** Opening DATA SECTION block **
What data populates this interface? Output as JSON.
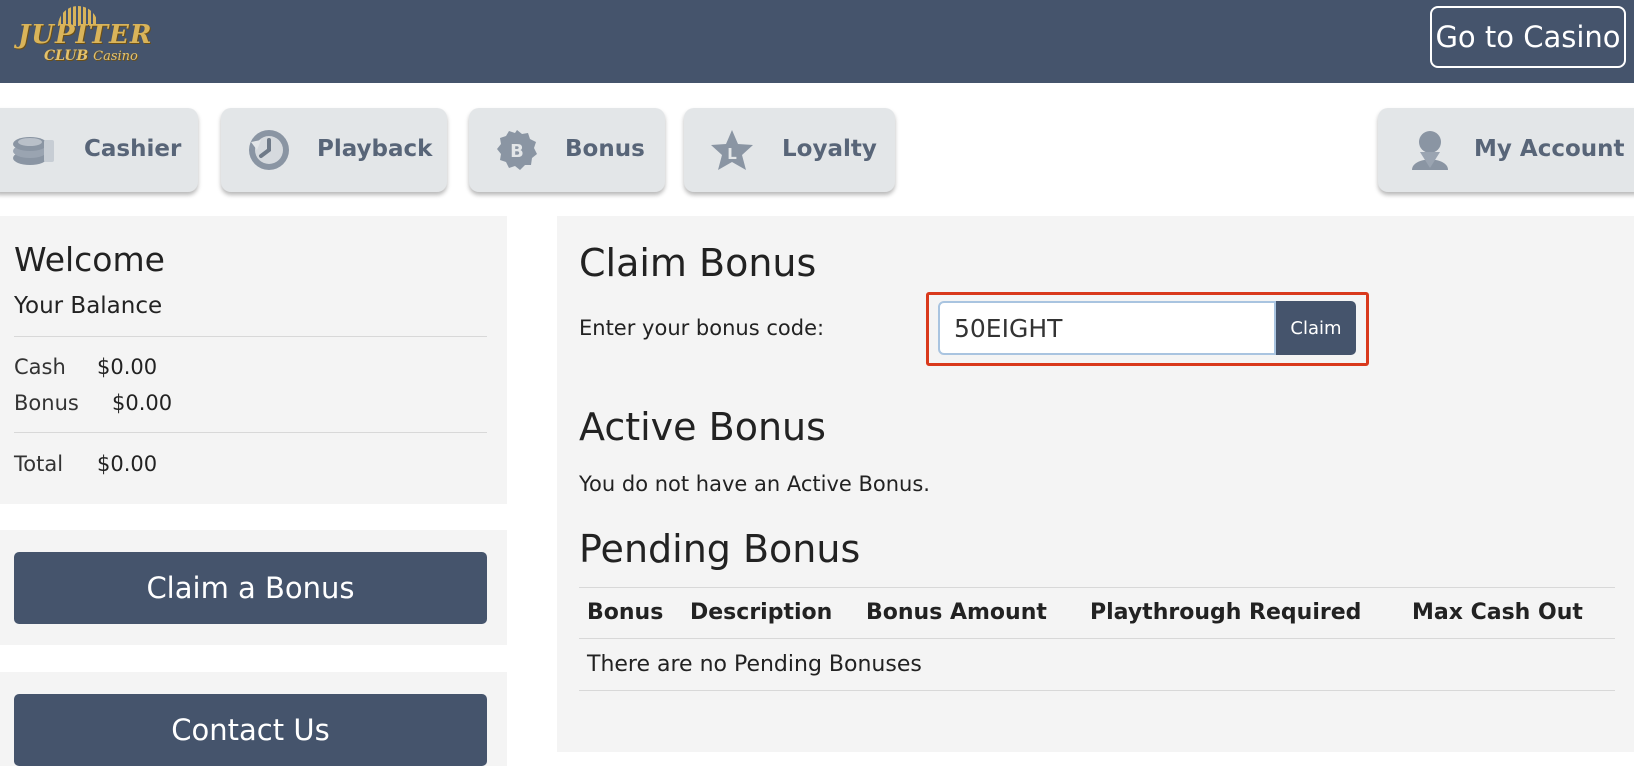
{
  "header": {
    "logo_top": "JUPITER",
    "logo_club": "CLUB",
    "logo_script": "Casino",
    "go_casino_label": "Go to Casino"
  },
  "nav": {
    "items": [
      {
        "label": "Cashier",
        "icon": "coins-icon"
      },
      {
        "label": "Playback",
        "icon": "history-icon"
      },
      {
        "label": "Bonus",
        "icon": "bonus-badge-icon"
      },
      {
        "label": "Loyalty",
        "icon": "star-icon"
      },
      {
        "label": "My Account",
        "icon": "user-icon"
      }
    ]
  },
  "sidebar": {
    "welcome": "Welcome",
    "balance_title": "Your Balance",
    "cash_label": "Cash",
    "cash_value": "$0.00",
    "bonus_label": "Bonus",
    "bonus_value": "$0.00",
    "total_label": "Total",
    "total_value": "$0.00",
    "claim_bonus_label": "Claim a Bonus",
    "contact_us_label": "Contact Us"
  },
  "main": {
    "claim_title": "Claim Bonus",
    "code_label": "Enter your bonus code:",
    "code_value": "50EIGHT",
    "claim_button_label": "Claim",
    "active_title": "Active Bonus",
    "active_text": "You do not have an Active Bonus.",
    "pending_title": "Pending Bonus",
    "pending_columns": [
      "Bonus",
      "Description",
      "Bonus Amount",
      "Playthrough Required",
      "Max Cash Out"
    ],
    "pending_empty": "There are no Pending Bonuses"
  },
  "colors": {
    "header_bg": "#45546c",
    "primary_button": "#45546c",
    "highlight_border": "#d9391c"
  }
}
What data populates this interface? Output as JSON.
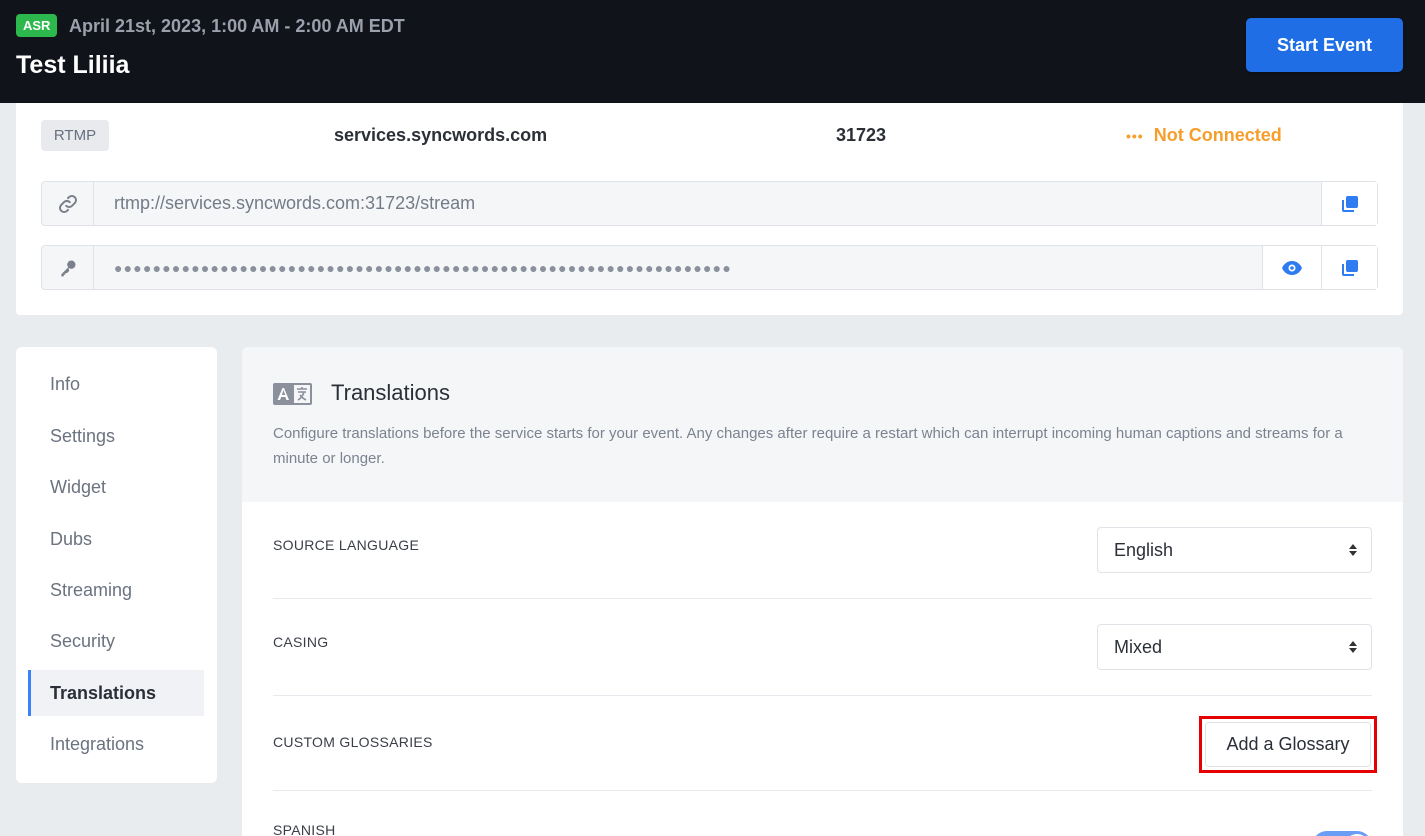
{
  "header": {
    "badge": "ASR",
    "date": "April 21st, 2023, 1:00 AM - 2:00 AM EDT",
    "title": "Test Liliia",
    "start_button": "Start Event"
  },
  "rtmp": {
    "tag": "RTMP",
    "host": "services.syncwords.com",
    "port": "31723",
    "status_dots": "•••",
    "status": "Not Connected",
    "url": "rtmp://services.syncwords.com:31723/stream",
    "key_masked": "●●●●●●●●●●●●●●●●●●●●●●●●●●●●●●●●●●●●●●●●●●●●●●●●●●●●●●●●●●●●●●●●"
  },
  "sidebar": {
    "items": [
      {
        "label": "Info"
      },
      {
        "label": "Settings"
      },
      {
        "label": "Widget"
      },
      {
        "label": "Dubs"
      },
      {
        "label": "Streaming"
      },
      {
        "label": "Security"
      },
      {
        "label": "Translations",
        "active": true
      },
      {
        "label": "Integrations"
      }
    ]
  },
  "translations": {
    "title": "Translations",
    "description": "Configure translations before the service starts for your event. Any changes after require a restart which can interrupt incoming human captions and streams for a minute or longer.",
    "source_language_label": "SOURCE LANGUAGE",
    "source_language_value": "English",
    "casing_label": "CASING",
    "casing_value": "Mixed",
    "glossaries_label": "CUSTOM GLOSSARIES",
    "glossary_button": "Add a Glossary",
    "spanish_label": "SPANISH"
  },
  "colors": {
    "accent": "#1f6ee6",
    "badge_green": "#2db84d",
    "status_orange": "#f59e2b",
    "highlight_red": "#e60000"
  },
  "icons": [
    "link-icon",
    "key-icon",
    "copy-icon",
    "eye-icon",
    "translate-icon",
    "select-caret-icon"
  ]
}
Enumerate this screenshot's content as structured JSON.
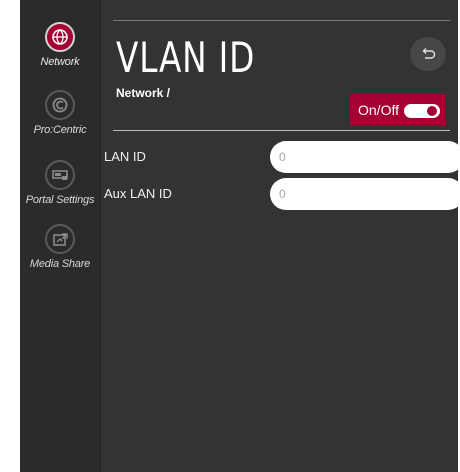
{
  "sidebar": {
    "items": [
      {
        "label": "Network",
        "icon": "network-globe-icon",
        "active": true
      },
      {
        "label": "Pro:Centric",
        "icon": "procentric-icon",
        "active": false
      },
      {
        "label": "Portal Settings",
        "icon": "portal-settings-icon",
        "active": false
      },
      {
        "label": "Media Share",
        "icon": "media-share-icon",
        "active": false
      }
    ]
  },
  "header": {
    "title": "VLAN ID",
    "breadcrumb": "Network /",
    "back_icon": "back-arrow-icon"
  },
  "toggle": {
    "label": "On/Off",
    "state": "on"
  },
  "fields": [
    {
      "label": "LAN ID",
      "placeholder": "0"
    },
    {
      "label": "Aux LAN ID",
      "placeholder": "0"
    }
  ],
  "colors": {
    "accent": "#a50034",
    "panel": "#333333",
    "sidebar": "#2b2b2b"
  }
}
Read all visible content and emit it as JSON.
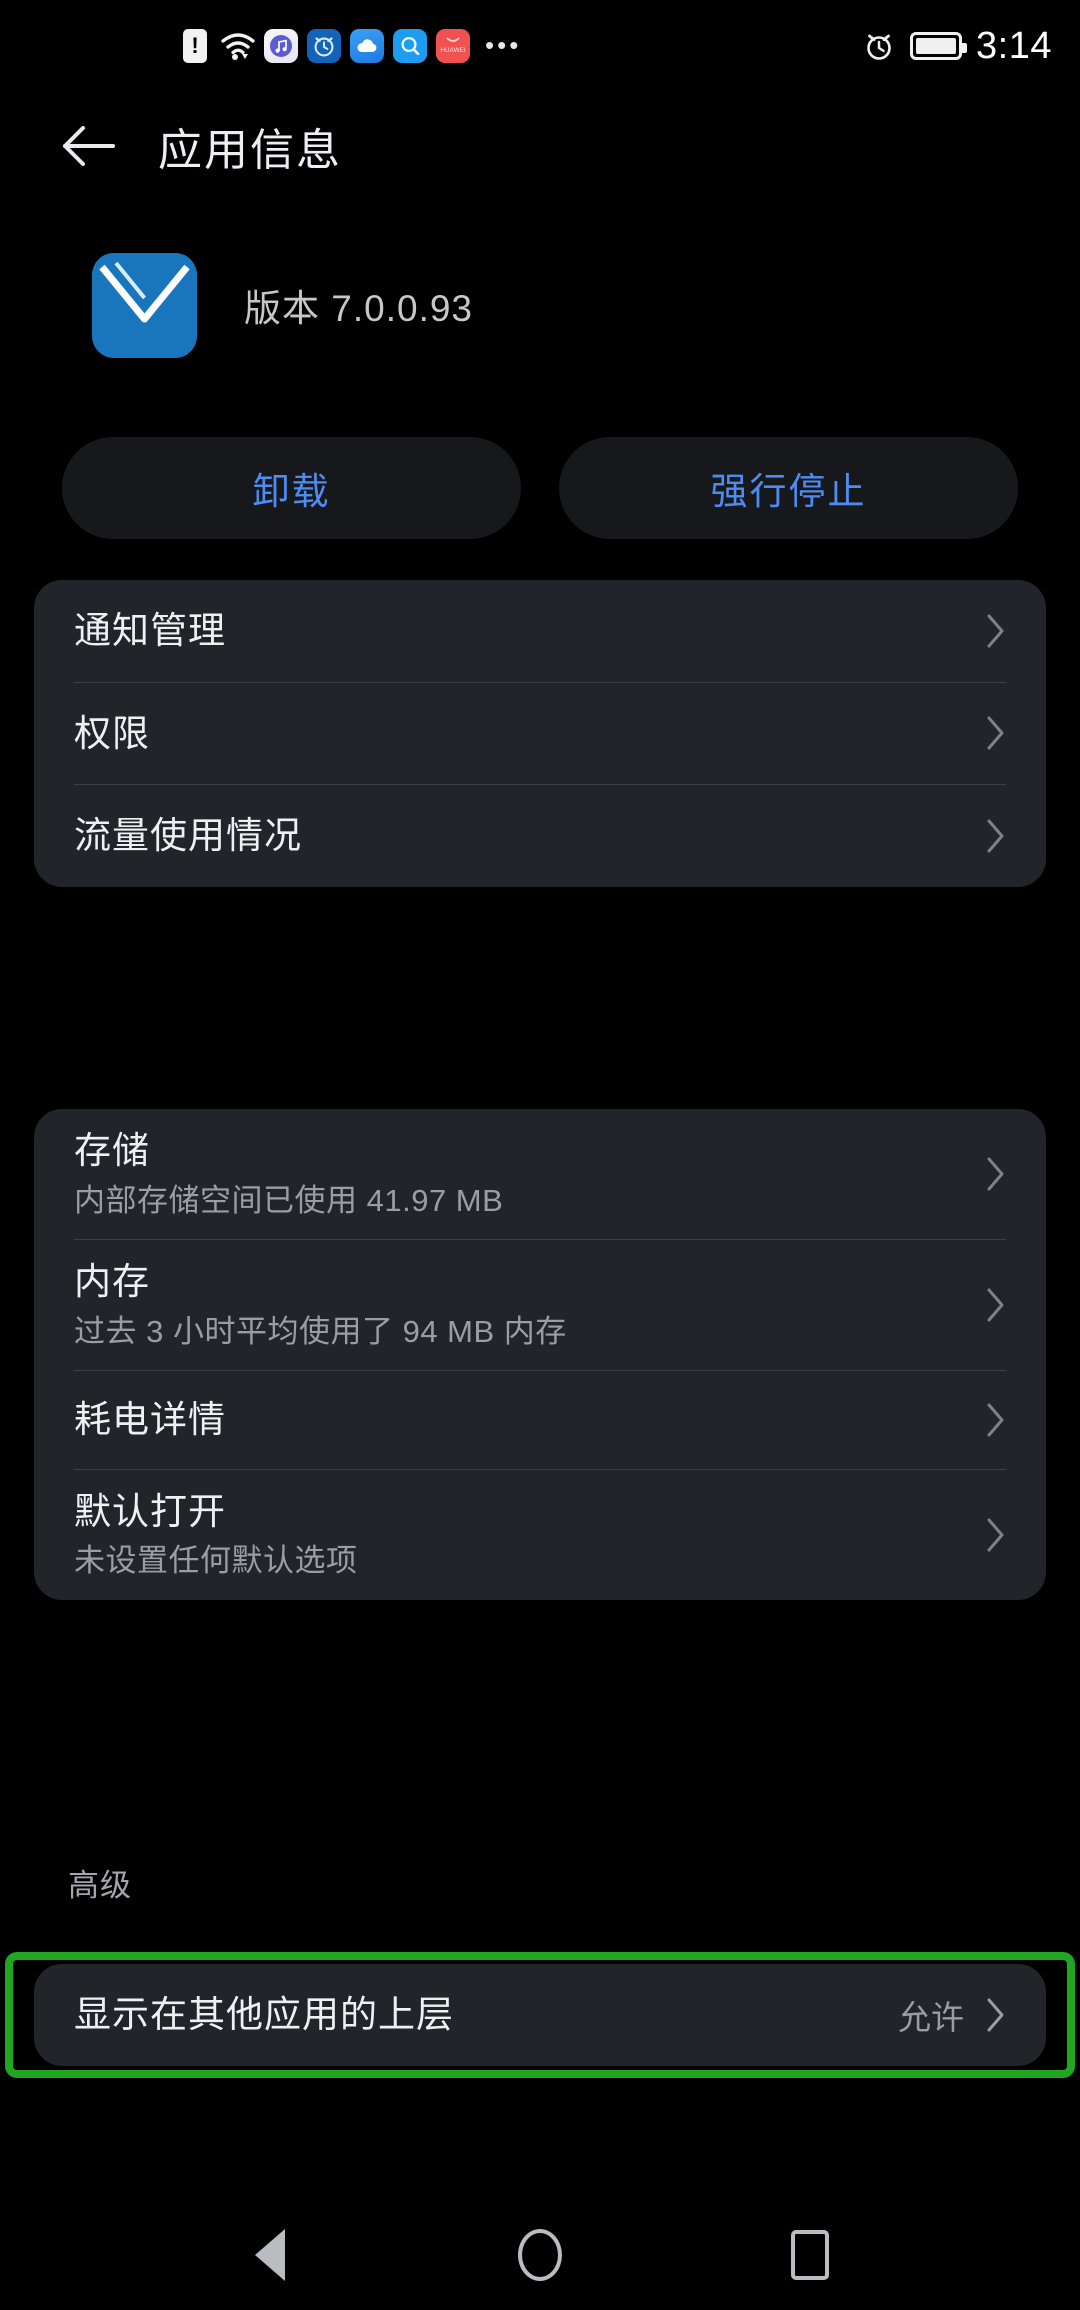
{
  "statusbar": {
    "icons": [
      {
        "name": "sim-card-alert-icon",
        "label": "!"
      },
      {
        "name": "wifi-icon",
        "label": "wifi"
      },
      {
        "name": "music-app-icon",
        "label": "♫"
      },
      {
        "name": "alarm-app-icon",
        "label": "alarm"
      },
      {
        "name": "cloud-app-icon",
        "label": "cloud"
      },
      {
        "name": "search-app-icon",
        "label": "search"
      },
      {
        "name": "huawei-app-icon",
        "label": "HUAWEI"
      },
      {
        "name": "overflow-dots-icon",
        "label": "•••"
      }
    ],
    "alarm_icon": "alarm-clock-icon",
    "battery_icon": "battery-full-icon",
    "time": "3:14"
  },
  "header": {
    "back_icon": "back-arrow-icon",
    "title": "应用信息"
  },
  "app": {
    "icon": "email-app-icon",
    "version": "版本 7.0.0.93"
  },
  "actions": {
    "uninstall_label": "卸载",
    "force_stop_label": "强行停止",
    "accent_color": "#4d8df2"
  },
  "cards": {
    "general": [
      {
        "title": "通知管理",
        "sub": "",
        "value": ""
      },
      {
        "title": "权限",
        "sub": "",
        "value": ""
      },
      {
        "title": "流量使用情况",
        "sub": "",
        "value": ""
      }
    ],
    "usage": [
      {
        "title": "存储",
        "sub": "内部存储空间已使用 41.97 MB",
        "value": ""
      },
      {
        "title": "内存",
        "sub": "过去 3 小时平均使用了 94 MB 内存",
        "value": ""
      },
      {
        "title": "耗电详情",
        "sub": "",
        "value": ""
      },
      {
        "title": "默认打开",
        "sub": "未设置任何默认选项",
        "value": ""
      }
    ],
    "advanced_label": "高级",
    "advanced": [
      {
        "title": "显示在其他应用的上层",
        "sub": "",
        "value": "允许"
      }
    ]
  },
  "highlight": {
    "color": "#21a621"
  },
  "navbar": {
    "back": "nav-back-icon",
    "home": "nav-home-icon",
    "recents": "nav-recents-icon"
  }
}
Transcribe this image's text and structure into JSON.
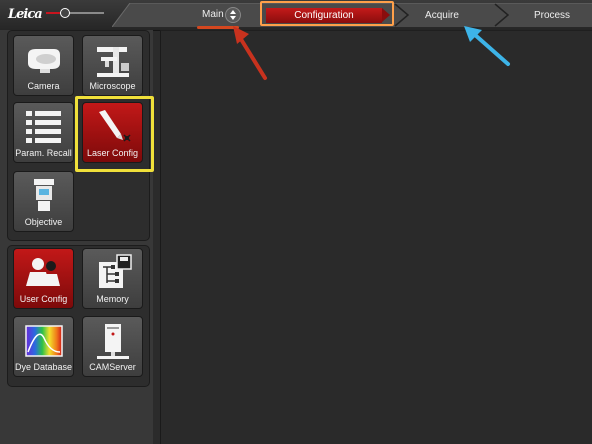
{
  "logo": {
    "text": "Leica"
  },
  "topnav": {
    "main_label": "Main",
    "tabs": [
      {
        "label": "Configuration",
        "active": true
      },
      {
        "label": "Acquire"
      },
      {
        "label": "Process"
      }
    ]
  },
  "sidebar": {
    "config_tools": [
      {
        "label": "Camera",
        "icon": "camera-icon"
      },
      {
        "label": "Microscope",
        "icon": "microscope-icon"
      },
      {
        "label": "Param. Recall",
        "icon": "list-icon"
      },
      {
        "label": "Laser Config",
        "icon": "pen-laser-icon",
        "active": true
      },
      {
        "label": "Objective",
        "icon": "objective-icon"
      }
    ],
    "user_tools": [
      {
        "label": "User Config",
        "icon": "users-icon",
        "active": true
      },
      {
        "label": "Memory",
        "icon": "memory-icon"
      },
      {
        "label": "Dye Database",
        "icon": "spectrum-icon"
      },
      {
        "label": "CAMServer",
        "icon": "server-icon"
      }
    ]
  },
  "colors": {
    "accent_red": "#c21818",
    "highlight_orange": "#ffa04a",
    "highlight_yellow": "#f0e03a",
    "arrow_red": "#c8321e",
    "arrow_blue": "#3db4e8"
  }
}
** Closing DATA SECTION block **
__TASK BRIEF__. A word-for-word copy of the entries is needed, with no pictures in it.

__TASK OUTPUT__.
What data populates this interface? Output as JSON.
{
  "header": {
    "logo_top": "JUPITER",
    "logo_club": "CLUB",
    "logo_script": "Casino",
    "go_casino_label": "Go to Casino"
  },
  "nav": {
    "items": [
      {
        "label": "Cashier",
        "icon": "coins-icon"
      },
      {
        "label": "Playback",
        "icon": "history-icon"
      },
      {
        "label": "Bonus",
        "icon": "bonus-badge-icon"
      },
      {
        "label": "Loyalty",
        "icon": "star-icon"
      },
      {
        "label": "My Account",
        "icon": "user-icon"
      }
    ]
  },
  "sidebar": {
    "welcome": "Welcome",
    "balance_title": "Your Balance",
    "cash_label": "Cash",
    "cash_value": "$0.00",
    "bonus_label": "Bonus",
    "bonus_value": "$0.00",
    "total_label": "Total",
    "total_value": "$0.00",
    "claim_bonus_label": "Claim a Bonus",
    "contact_us_label": "Contact Us"
  },
  "main": {
    "claim_title": "Claim Bonus",
    "code_label": "Enter your bonus code:",
    "code_value": "50EIGHT",
    "claim_button_label": "Claim",
    "active_title": "Active Bonus",
    "active_text": "You do not have an Active Bonus.",
    "pending_title": "Pending Bonus",
    "pending_columns": [
      "Bonus",
      "Description",
      "Bonus Amount",
      "Playthrough Required",
      "Max Cash Out"
    ],
    "pending_empty": "There are no Pending Bonuses"
  },
  "colors": {
    "header_bg": "#45546c",
    "primary_button": "#45546c",
    "highlight_border": "#d9391c"
  }
}
What data populates this interface? Output as JSON.
{
  "header": {
    "badge": "ASR",
    "date": "April 21st, 2023, 1:00 AM - 2:00 AM EDT",
    "title": "Test Liliia",
    "start_button": "Start Event"
  },
  "rtmp": {
    "tag": "RTMP",
    "host": "services.syncwords.com",
    "port": "31723",
    "status_dots": "•••",
    "status": "Not Connected",
    "url": "rtmp://services.syncwords.com:31723/stream",
    "key_masked": "●●●●●●●●●●●●●●●●●●●●●●●●●●●●●●●●●●●●●●●●●●●●●●●●●●●●●●●●●●●●●●●●"
  },
  "sidebar": {
    "items": [
      {
        "label": "Info"
      },
      {
        "label": "Settings"
      },
      {
        "label": "Widget"
      },
      {
        "label": "Dubs"
      },
      {
        "label": "Streaming"
      },
      {
        "label": "Security"
      },
      {
        "label": "Translations",
        "active": true
      },
      {
        "label": "Integrations"
      }
    ]
  },
  "translations": {
    "title": "Translations",
    "description": "Configure translations before the service starts for your event. Any changes after require a restart which can interrupt incoming human captions and streams for a minute or longer.",
    "source_language_label": "SOURCE LANGUAGE",
    "source_language_value": "English",
    "casing_label": "CASING",
    "casing_value": "Mixed",
    "glossaries_label": "CUSTOM GLOSSARIES",
    "glossary_button": "Add a Glossary",
    "spanish_label": "SPANISH"
  },
  "colors": {
    "accent": "#1f6ee6",
    "badge_green": "#2db84d",
    "status_orange": "#f59e2b",
    "highlight_red": "#e60000"
  },
  "icons": [
    "link-icon",
    "key-icon",
    "copy-icon",
    "eye-icon",
    "translate-icon",
    "select-caret-icon"
  ]
}
Enumerate this screenshot's content as structured JSON.
{
  "sidebar": {
    "items": [
      {
        "label": "Network",
        "icon": "network-globe-icon",
        "active": true
      },
      {
        "label": "Pro:Centric",
        "icon": "procentric-icon",
        "active": false
      },
      {
        "label": "Portal Settings",
        "icon": "portal-settings-icon",
        "active": false
      },
      {
        "label": "Media Share",
        "icon": "media-share-icon",
        "active": false
      }
    ]
  },
  "header": {
    "title": "VLAN ID",
    "breadcrumb": "Network /",
    "back_icon": "back-arrow-icon"
  },
  "toggle": {
    "label": "On/Off",
    "state": "on"
  },
  "fields": [
    {
      "label": "LAN ID",
      "placeholder": "0"
    },
    {
      "label": "Aux LAN ID",
      "placeholder": "0"
    }
  ],
  "colors": {
    "accent": "#a50034",
    "panel": "#333333",
    "sidebar": "#2b2b2b"
  }
}
Read all visible content and emit it as JSON.
{
  "statusbar": {
    "icons": [
      {
        "name": "sim-card-alert-icon",
        "label": "!"
      },
      {
        "name": "wifi-icon",
        "label": "wifi"
      },
      {
        "name": "music-app-icon",
        "label": "♫"
      },
      {
        "name": "alarm-app-icon",
        "label": "alarm"
      },
      {
        "name": "cloud-app-icon",
        "label": "cloud"
      },
      {
        "name": "search-app-icon",
        "label": "search"
      },
      {
        "name": "huawei-app-icon",
        "label": "HUAWEI"
      },
      {
        "name": "overflow-dots-icon",
        "label": "•••"
      }
    ],
    "alarm_icon": "alarm-clock-icon",
    "battery_icon": "battery-full-icon",
    "time": "3:14"
  },
  "header": {
    "back_icon": "back-arrow-icon",
    "title": "应用信息"
  },
  "app": {
    "icon": "email-app-icon",
    "version": "版本 7.0.0.93"
  },
  "actions": {
    "uninstall_label": "卸载",
    "force_stop_label": "强行停止",
    "accent_color": "#4d8df2"
  },
  "cards": {
    "general": [
      {
        "title": "通知管理",
        "sub": "",
        "value": ""
      },
      {
        "title": "权限",
        "sub": "",
        "value": ""
      },
      {
        "title": "流量使用情况",
        "sub": "",
        "value": ""
      }
    ],
    "usage": [
      {
        "title": "存储",
        "sub": "内部存储空间已使用 41.97 MB",
        "value": ""
      },
      {
        "title": "内存",
        "sub": "过去 3 小时平均使用了 94 MB 内存",
        "value": ""
      },
      {
        "title": "耗电详情",
        "sub": "",
        "value": ""
      },
      {
        "title": "默认打开",
        "sub": "未设置任何默认选项",
        "value": ""
      }
    ],
    "advanced_label": "高级",
    "advanced": [
      {
        "title": "显示在其他应用的上层",
        "sub": "",
        "value": "允许"
      }
    ]
  },
  "highlight": {
    "color": "#21a621"
  },
  "navbar": {
    "back": "nav-back-icon",
    "home": "nav-home-icon",
    "recents": "nav-recents-icon"
  }
}
Transcribe this image's text and structure into JSON.
{
  "logo": {
    "text": "Leica"
  },
  "topnav": {
    "main_label": "Main",
    "tabs": [
      {
        "label": "Configuration",
        "active": true
      },
      {
        "label": "Acquire"
      },
      {
        "label": "Process"
      }
    ]
  },
  "sidebar": {
    "config_tools": [
      {
        "label": "Camera",
        "icon": "camera-icon"
      },
      {
        "label": "Microscope",
        "icon": "microscope-icon"
      },
      {
        "label": "Param. Recall",
        "icon": "list-icon"
      },
      {
        "label": "Laser Config",
        "icon": "pen-laser-icon",
        "active": true
      },
      {
        "label": "Objective",
        "icon": "objective-icon"
      }
    ],
    "user_tools": [
      {
        "label": "User Config",
        "icon": "users-icon",
        "active": true
      },
      {
        "label": "Memory",
        "icon": "memory-icon"
      },
      {
        "label": "Dye Database",
        "icon": "spectrum-icon"
      },
      {
        "label": "CAMServer",
        "icon": "server-icon"
      }
    ]
  },
  "colors": {
    "accent_red": "#c21818",
    "highlight_orange": "#ffa04a",
    "highlight_yellow": "#f0e03a",
    "arrow_red": "#c8321e",
    "arrow_blue": "#3db4e8"
  }
}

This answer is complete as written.